Mathews, Inc., of Sparta, Wisconsin, is the largest bow manufacturer on the planet, with product lines for the full range of archery experience, from the young novice, to the competitive shooter and the expert hunter.
At its 200,000 ft facilities, Mathews manufactures and assembles nearly everything for their products, relying on local shops to provide the few services its 325 employees don’t perform. Competition demands constant innovation and annual product introductions, which translate into demand from Mathews’ manufacturing groups. Key among them is the production shop, now in a new 56,000 ft facility built last year and managed by Scott Jenkins, who is in charge of the people who program and operate 45 CNC machines.
According to Mr. Jenkins, all the metal parts are made from aluminum alloys, and approximately 75 percent of them are machined on large, multipart fixtures (tombstones). The simple reason for using tombstones is productivity – maximizing the output of quality parts from available people, time and machines.
Responsibility for fixture design falls primarily on Luke Schwarz, who manages the prototype department. Mr. Schwarz is one of nine programmers who use GibbsCAM, the company standard for CNC programming, but fixture design now takes the majority of his time. “Our fixturing used to be all manually operated, made for single use, not nearly as complex as it is now,” he explains. “Now, fixtures are hydraulic and made to last. A lot of them are modular, because we plan for the short cycle of parts.”
In planning, Mr. Jenkins says they discuss new parts, determine how they are best made, how to hold them, how many sides should be accessible by cutting tools, and whether windows (cuttingtool access holes) should be machined into the fixture, with a goal of minimizing the number of times a part needs to be clamped for machining. Mr. Schwarz adds that another consideration is ensuring that no tombstone cycles in less than 20 minutes, to provide time for machine operators to load and move pallets and tombstones into place. Timing is important, because one of the benefits of tombstone machining is the ability to have one operator run three or four machines.
Most of Mathews’ tombstones are four sided, but parts dictate the type of fixture and number of faces, which range from one to six. Mr. Schwarz uses SOLIDWORKS to design fixtures, and he includes all the hydraulics, clamps, nuts, and bolts, plus all the machining stock already clamped into the assembly.
Tombstone layouts are made to have from one to 64 parts in process. On multi-part layouts, half of the parts are undergoing the first operation and half undergoing the second. A 64 part tombstone would have 32 finished parts coming off with each cycle, 32 moved and flipped for the second operation, and 32 new pieces of stock mounted for the first.
Programming all these parts for machining would be a real challenge, but as John Jerome, Mathews’ most experienced CNC programmer explains, their GibbsCAM software includes the TMS (Tombstone Management System) option, specifically designed to simplify programming multi-part fixtures. He begins by loading the entire assembly into GibbsCAM, then removes any detail he doesn’t need for programming and simulation.

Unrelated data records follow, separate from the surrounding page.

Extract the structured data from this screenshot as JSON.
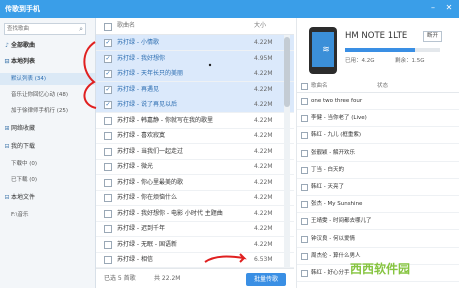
{
  "window": {
    "title": "传歌到手机",
    "minimize_label": "–",
    "close_label": "✕"
  },
  "sidebar": {
    "search_placeholder": "查找歌曲",
    "items": [
      {
        "label": "全部歌曲",
        "icon": "music-note-icon"
      },
      {
        "label": "本地列表",
        "icon": "minus-expand-icon"
      },
      {
        "label": "默认列表 (34)"
      },
      {
        "label": "音乐让你回忆心动 (48)"
      },
      {
        "label": "加于徐律师手机行 (25)"
      },
      {
        "label": "网络收藏",
        "icon": "plus-expand-icon"
      },
      {
        "label": "我的下载",
        "icon": "minus-expand-icon"
      },
      {
        "label": "下载中 (0)"
      },
      {
        "label": "已下载 (0)"
      },
      {
        "label": "本地文件",
        "icon": "minus-expand-icon"
      },
      {
        "label": "F:\\音乐"
      }
    ]
  },
  "song_list": {
    "header": {
      "name": "歌曲名",
      "size": "大小"
    },
    "rows": [
      {
        "title": "苏打绿 - 小情歌",
        "size": "4.22M",
        "checked": true
      },
      {
        "title": "苏打绿 - 我好想你",
        "size": "4.95M",
        "checked": true
      },
      {
        "title": "苏打绿 - 天年长只的美丽",
        "size": "4.22M",
        "checked": true
      },
      {
        "title": "苏打绿 - 再遇见",
        "size": "4.22M",
        "checked": true
      },
      {
        "title": "苏打绿 - 说了再见以后",
        "size": "4.22M",
        "checked": true
      },
      {
        "title": "苏打绿 - 韩嘉静 - 你就写在我的歌里",
        "size": "4.22M",
        "checked": false
      },
      {
        "title": "苏打绿 - 喜欢寂寞",
        "size": "4.22M",
        "checked": false
      },
      {
        "title": "苏打绿 - 当我们一起走过",
        "size": "4.22M",
        "checked": false
      },
      {
        "title": "苏打绿 - 微光",
        "size": "4.22M",
        "checked": false
      },
      {
        "title": "苏打绿 - 你心里最美的歌",
        "size": "4.22M",
        "checked": false
      },
      {
        "title": "苏打绿 - 你在烦恼什么",
        "size": "4.22M",
        "checked": false
      },
      {
        "title": "苏打绿 - 我好想你 - 电影 小时代 主题曲",
        "size": "4.22M",
        "checked": false
      },
      {
        "title": "苏打绿 - 迟到千年",
        "size": "4.22M",
        "checked": false
      },
      {
        "title": "苏打绿 - 无眠 - 国语新",
        "size": "4.22M",
        "checked": false
      },
      {
        "title": "苏打绿 - 相信",
        "size": "6.53M",
        "checked": false
      }
    ],
    "footer": {
      "selected_label": "已选 5 首歌",
      "total_label": "共 22.2M",
      "transfer_button": "批量传歌"
    }
  },
  "device": {
    "name": "HM NOTE 1LTE",
    "rename_button": "断开",
    "capacity": {
      "used_label": "已用：4.2G",
      "free_label": "剩余：1.5G",
      "used_fraction": 0.74
    },
    "list_header": {
      "name": "歌曲名",
      "status": "状态"
    },
    "songs": [
      "one two three four",
      "李健 - 当你老了 (Live)",
      "韩红 - 九儿 (框重紫)",
      "张靓颖 - 解开欢乐",
      "丁当 - 白天的",
      "韩红 - 天亮了",
      "张杰 - My Sunshine",
      "王靖雯 - 时间都去哪儿了",
      "钟汉良 - 何以爱情",
      "周杰伦 - 算什么男人",
      "韩红 - 好心分手"
    ]
  },
  "watermark": "西西软件园",
  "colors": {
    "accent": "#3a8fe4",
    "titlebar": "#3a9ee8",
    "selected_row": "#dbe9fb",
    "annotation": "#e02020"
  }
}
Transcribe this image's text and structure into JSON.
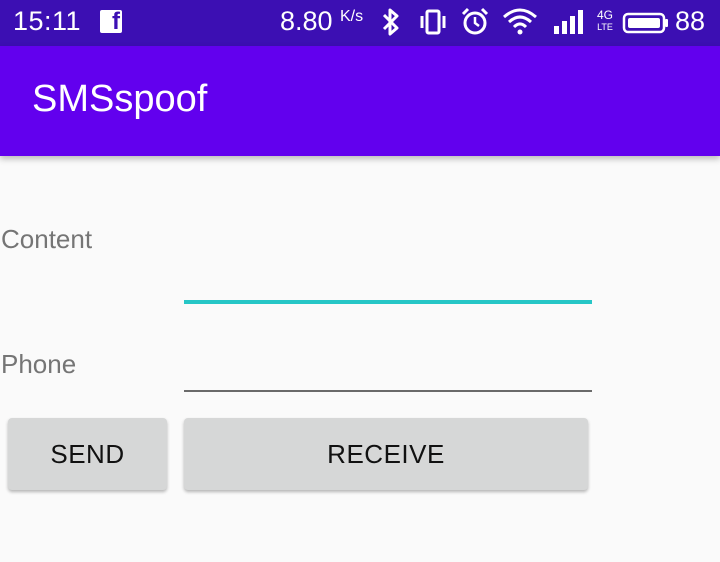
{
  "status_bar": {
    "time": "15:11",
    "notification_icon": "facebook-icon",
    "net_speed": "8.80",
    "net_speed_unit": "K/s",
    "icons": [
      "bluetooth-icon",
      "vibrate-icon",
      "alarm-icon",
      "wifi-icon",
      "signal-icon",
      "lte-icon",
      "battery-icon"
    ],
    "lte_top": "4G",
    "lte_bottom": "LTE",
    "battery_level": "88"
  },
  "app_bar": {
    "title": "SMSspoof",
    "color": "#6200ee"
  },
  "form": {
    "content_label": "Content",
    "content_value": "",
    "phone_label": "Phone",
    "phone_value": ""
  },
  "buttons": {
    "send": "SEND",
    "receive": "RECEIVE"
  },
  "colors": {
    "status_bar": "#3c0fb3",
    "accent": "#26c6c6",
    "button": "#d6d7d7"
  }
}
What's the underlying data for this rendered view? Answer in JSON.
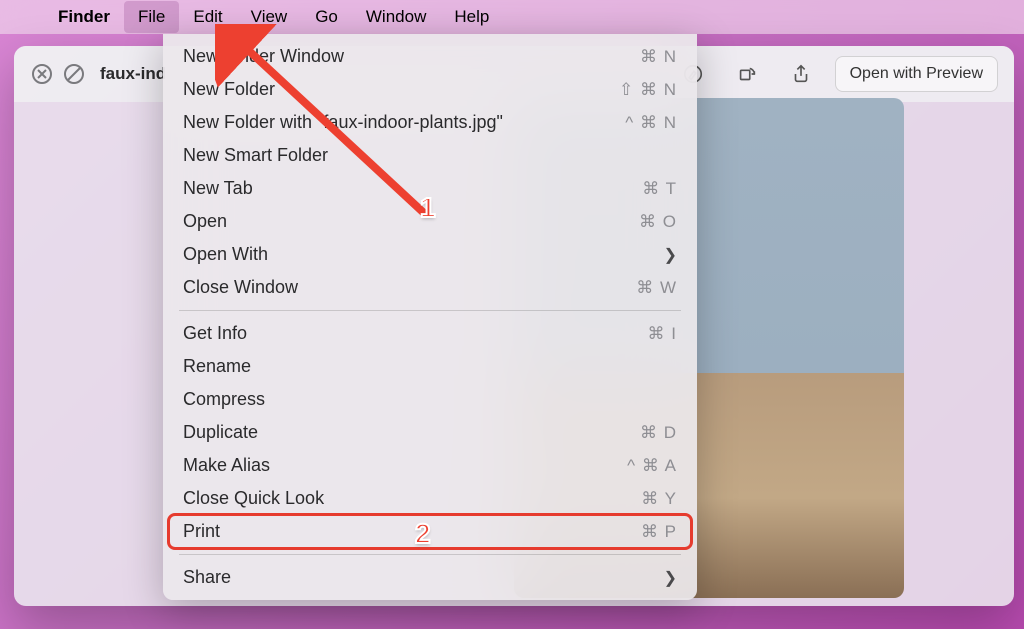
{
  "menubar": {
    "app": "Finder",
    "items": [
      "File",
      "Edit",
      "View",
      "Go",
      "Window",
      "Help"
    ],
    "active": "File"
  },
  "quicklook": {
    "title": "faux-ind",
    "open_button": "Open with Preview"
  },
  "dropdown": {
    "groups": [
      [
        {
          "label": "New Finder Window",
          "shortcut": "⌘ N"
        },
        {
          "label": "New Folder",
          "shortcut": "⇧ ⌘ N"
        },
        {
          "label": "New Folder with \"faux-indoor-plants.jpg\"",
          "shortcut": "^ ⌘ N"
        },
        {
          "label": "New Smart Folder",
          "shortcut": ""
        },
        {
          "label": "New Tab",
          "shortcut": "⌘ T"
        },
        {
          "label": "Open",
          "shortcut": "⌘ O"
        },
        {
          "label": "Open With",
          "shortcut": "",
          "submenu": true
        },
        {
          "label": "Close Window",
          "shortcut": "⌘ W"
        }
      ],
      [
        {
          "label": "Get Info",
          "shortcut": "⌘ I"
        },
        {
          "label": "Rename",
          "shortcut": ""
        },
        {
          "label": "Compress",
          "shortcut": ""
        },
        {
          "label": "Duplicate",
          "shortcut": "⌘ D"
        },
        {
          "label": "Make Alias",
          "shortcut": "^ ⌘ A"
        },
        {
          "label": "Close Quick Look",
          "shortcut": "⌘ Y"
        },
        {
          "label": "Print",
          "shortcut": "⌘ P",
          "highlight": true
        }
      ],
      [
        {
          "label": "Share",
          "shortcut": "",
          "submenu": true
        }
      ]
    ]
  },
  "annotations": {
    "num1": "1",
    "num2": "2"
  }
}
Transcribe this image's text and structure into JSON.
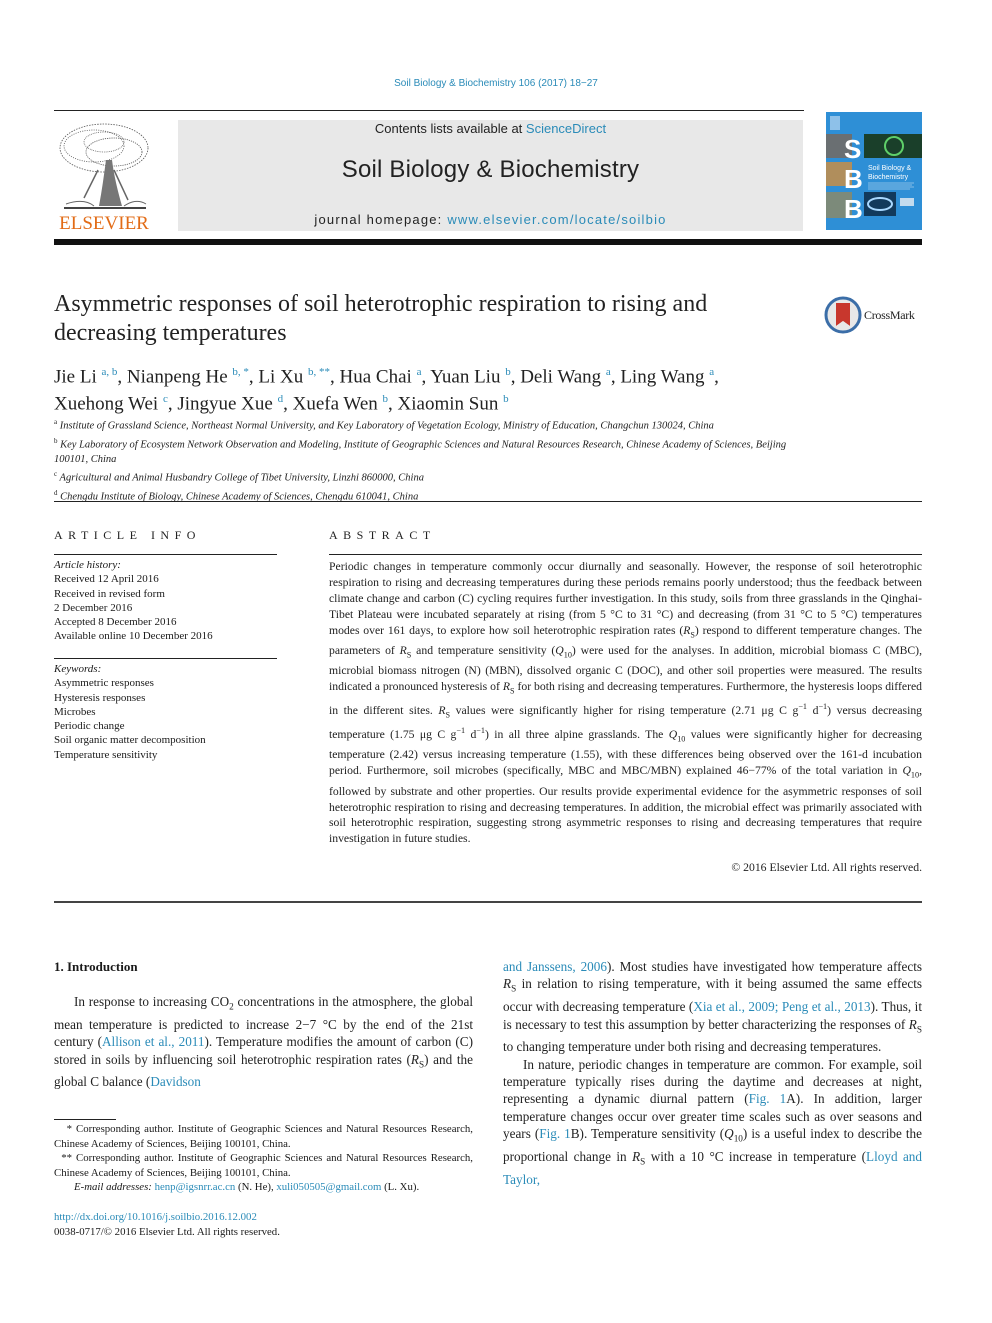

Window fixtures provide access for cutting tools to reach the workpieces from additional directions, reducing the number of times a part needs to be clamped for machining. The back of this tombstone shows six parts through the windows after a machining cycle.
He also explains that programming with TMS provides quality, efficiency, speed, and a little safety. “In your initial program run, you just cut one part, make sure it’s great – a couple of text boxes later, you’re cutting a whole tombstone’s worth of parts,” he says. “You gain consistency across the whole part run – if it’s three pairs or 120 parts, they’re all identical. You also gain another advantage, because TMS makes you set your clearance and retract planes, so you don’t need to worry about crashing the tombstone while it’s rotating.”